May 20, 2014
In a Presidential Proclamation released on May 16, 2014, President Obama declared the week of May 18 to May 24 to be “World Trade Week.” This long-standing annual tradition encourages Americans to celebrate and inform one another about the benefits of international trade, an effort which the NAFTZ wholeheartedly embraces.
One excellent example of the spirit of World Trade Week can be found in a recent Wall Street Journal article titled “Five Myths About Imports,” written by Trade Partnership President Laura Baughman. In the article, Baughman points out that politicians tend to focus exclusively on the benefits of exports when discussing international trade, while ignoring the jobs and other economic benefits created by imports. This focus is misguided, Baughman argues, pointing out that even after job losses are subtracted, an estimated 16 million Americans owe their jobs to imports.
One key myth dispelled in Baughman’s article is the idea that imports harm U.S. manufacturers. She writes:
“More than 60% of U.S. imports are raw materials, components and machinery that are used to make goods or grow crops…American manufacturers use these imported inputs when locally produced substitutes are either not available or too expensive. Imported inputs thus keep American manufacturing competitive, both locally and globally.”

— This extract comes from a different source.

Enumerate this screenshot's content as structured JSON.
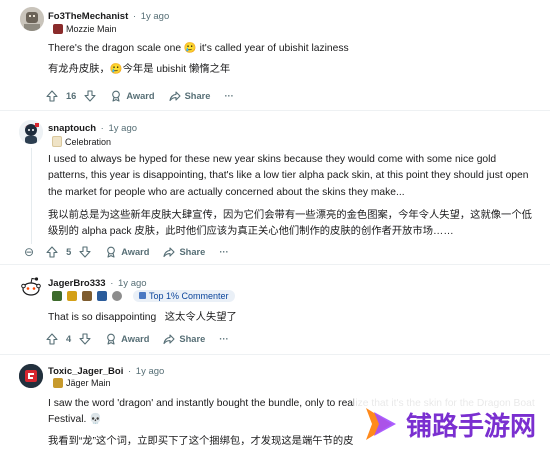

The ability to access raw materials and inputs at global prices is indeed crucial to the success of U.S. manufacturers. Facilitating this access by lowering the cost of obtaining imports is one of the key objectives of the U.S. Foreign-Trade Zones program, which enables U.S.-based producers to source inputs from around the world at reduced duty rates. As we have shown in our recent 2013 Annual Report, the competitive edge provided by the FTZ program has helped to extend the benefits of global trade to American companies, workers, and consumers.
During this year’s World Trade Week, the NAFTZ is proud to celebrate the importance of imports, exports, and the FTZ Program to the U.S. economy.